Authors: Muhammad Haris Rais (Virginia Commonwealth University), Ye Li (Bradley University), and Irfan Ahmed (Virginia Commonwealth University)
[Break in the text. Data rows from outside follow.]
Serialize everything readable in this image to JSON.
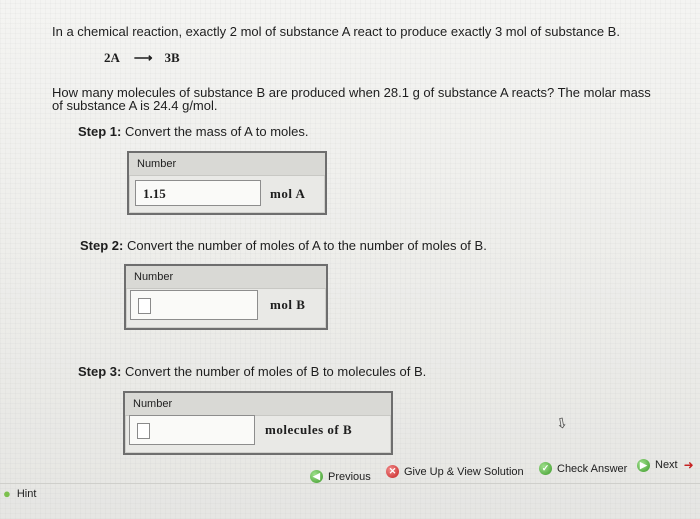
{
  "problem": {
    "intro": "In a chemical reaction, exactly 2 mol of substance A react to produce exactly 3 mol of substance B.",
    "equation_left": "2A",
    "equation_arrow": "⟶",
    "equation_right": "3B",
    "question_line1": "How many molecules of substance B are produced when 28.1 g of substance A reacts? The molar mass",
    "question_line2": "of substance A is 24.4 g/mol."
  },
  "steps": [
    {
      "label": "Step 1:",
      "text": " Convert the mass of A to moles.",
      "field_label": "Number",
      "value": "1.15",
      "unit": "mol  A"
    },
    {
      "label": "Step 2:",
      "text": " Convert the number of moles of A to the number of moles of B.",
      "field_label": "Number",
      "value": "",
      "unit": "mol  B"
    },
    {
      "label": "Step 3:",
      "text": " Convert the number of moles of B to molecules of B.",
      "field_label": "Number",
      "value": "",
      "unit": "molecules  of  B"
    }
  ],
  "nav": {
    "previous": "Previous",
    "give_up": "Give Up & View Solution",
    "check": "Check Answer",
    "next": "Next",
    "hint": "Hint"
  },
  "icons": {
    "previous": "green-circle-arrow-icon",
    "give_up": "red-x-icon",
    "check": "green-check-icon",
    "next": "green-circle-arrow-icon",
    "hint": "lightbulb-icon"
  },
  "colors": {
    "green": "#3d9a2a",
    "red": "#c62323"
  }
}
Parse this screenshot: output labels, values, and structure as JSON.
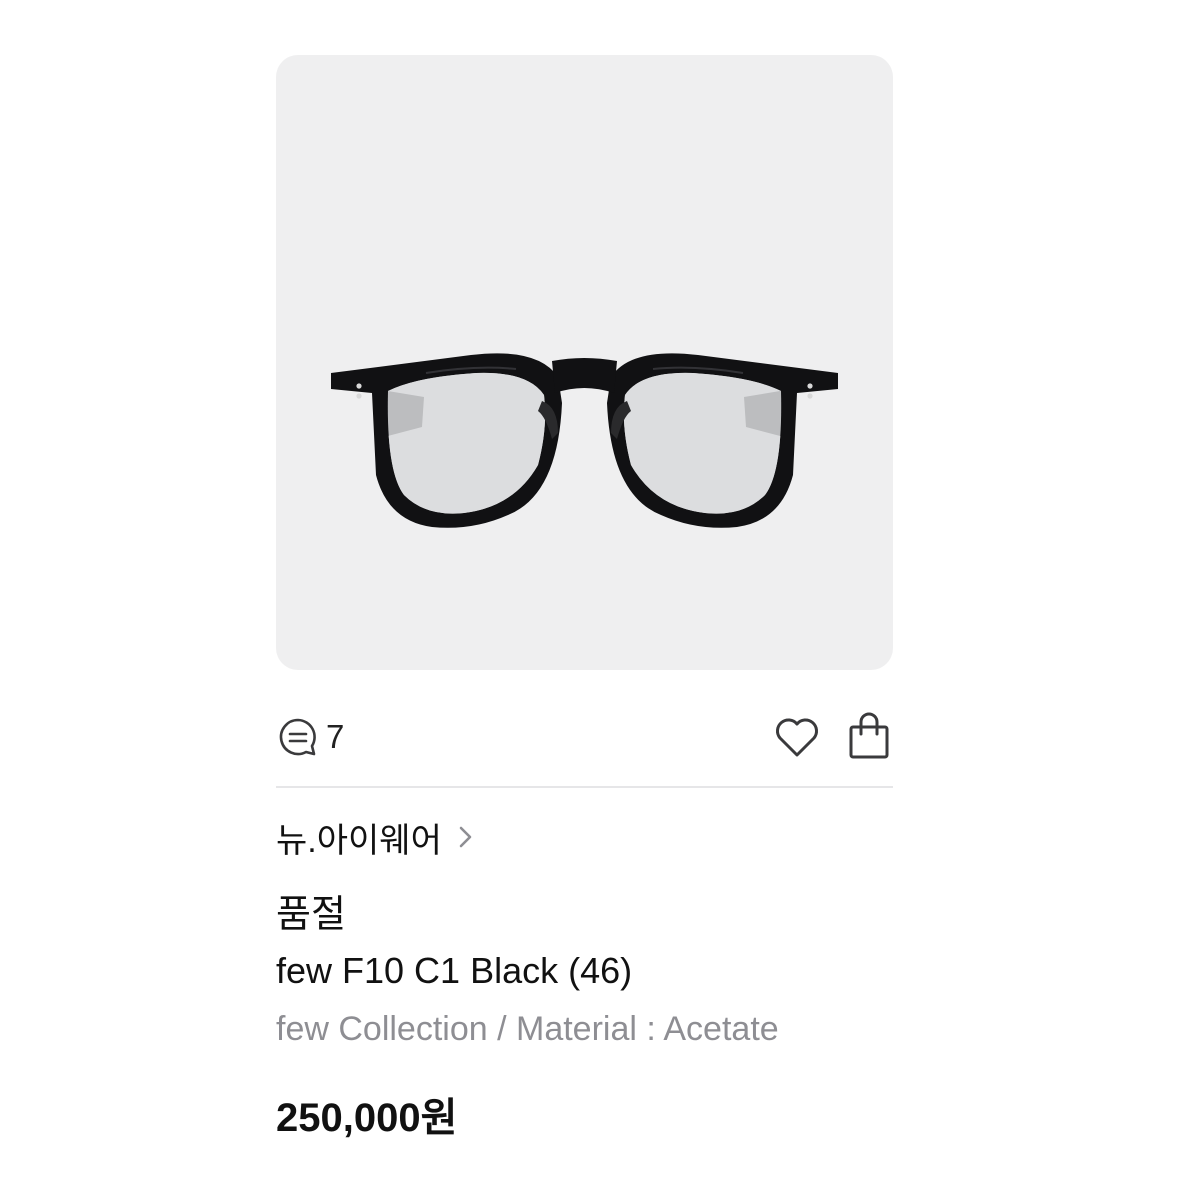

Increasingly, 3D printers are used to manufacture functional components of commercial products, such as engine and turbine parts and cabin interior of an airplane. In case of a catastrophic incident, these parts may be subject to a forensic investigation. In this presentation, we propose a forensic readiness framework for a 3D printer and discuss its implementation on a FDM (fused deposition modeling)-based 3D printer, Ultimaker 3. The framework deploys out-of-bound sensors on a printer to log the critical parameters of the machine behavior during the printing of a 3D object. It consists of a set of algorithms to analyze sensor data in the time and space domain to answer several questions about an investigation such as: What was the shape, orientation, toolpath sequence of the 3D printed object? Which infill pattern was used? What was the layer thickness of each layer? What was the temperature profile for the nozzle and the printing bed? For the proof-of-concept, we first demonstrate thermodynamic and kinetic attacks that damage a 3D printing object without creating substantial visual deformation on an object by making slight changes to the manufacturing parameters of a 3D printing process such as nozzle temperature and positioning. We deploy ubiquitous, easy to mount, and inexpensive sensors on Ultimaker 3 printer to evaluate the effectiveness of the framework in terms of forensic readiness and detection of any suspicious printed objects.